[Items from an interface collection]
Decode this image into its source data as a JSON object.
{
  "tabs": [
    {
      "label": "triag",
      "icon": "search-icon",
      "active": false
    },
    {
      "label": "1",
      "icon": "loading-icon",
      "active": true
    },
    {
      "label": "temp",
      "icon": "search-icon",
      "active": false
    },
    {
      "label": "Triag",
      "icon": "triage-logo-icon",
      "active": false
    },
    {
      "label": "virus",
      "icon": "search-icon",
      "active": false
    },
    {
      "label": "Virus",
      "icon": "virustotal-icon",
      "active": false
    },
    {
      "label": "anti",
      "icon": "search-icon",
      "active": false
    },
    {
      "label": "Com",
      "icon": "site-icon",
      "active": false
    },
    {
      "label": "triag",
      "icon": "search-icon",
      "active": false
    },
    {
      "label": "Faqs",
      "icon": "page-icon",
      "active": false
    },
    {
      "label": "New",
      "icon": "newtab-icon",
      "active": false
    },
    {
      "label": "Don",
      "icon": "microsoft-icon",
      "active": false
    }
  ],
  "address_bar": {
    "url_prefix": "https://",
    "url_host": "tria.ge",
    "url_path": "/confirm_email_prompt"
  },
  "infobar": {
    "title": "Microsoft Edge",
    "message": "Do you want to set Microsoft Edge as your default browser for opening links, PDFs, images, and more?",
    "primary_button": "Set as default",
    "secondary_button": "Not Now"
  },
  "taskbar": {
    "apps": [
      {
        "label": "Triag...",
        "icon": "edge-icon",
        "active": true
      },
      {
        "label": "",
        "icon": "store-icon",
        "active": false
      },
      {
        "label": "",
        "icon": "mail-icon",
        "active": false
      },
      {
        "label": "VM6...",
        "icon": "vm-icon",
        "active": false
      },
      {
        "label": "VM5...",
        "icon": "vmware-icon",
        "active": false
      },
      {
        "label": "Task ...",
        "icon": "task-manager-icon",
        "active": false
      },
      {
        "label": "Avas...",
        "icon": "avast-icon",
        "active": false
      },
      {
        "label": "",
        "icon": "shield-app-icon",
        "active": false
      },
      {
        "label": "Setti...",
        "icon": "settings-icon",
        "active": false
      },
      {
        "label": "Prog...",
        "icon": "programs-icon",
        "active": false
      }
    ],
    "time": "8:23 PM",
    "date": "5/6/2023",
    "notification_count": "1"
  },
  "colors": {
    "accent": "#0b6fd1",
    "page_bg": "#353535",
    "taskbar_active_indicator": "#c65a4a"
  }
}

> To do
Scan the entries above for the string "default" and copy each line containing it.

> Problem solution
    "message": "Do you want to set Microsoft Edge as your default browser for opening links, PDFs, images, and more?",
    "primary_button": "Set as default",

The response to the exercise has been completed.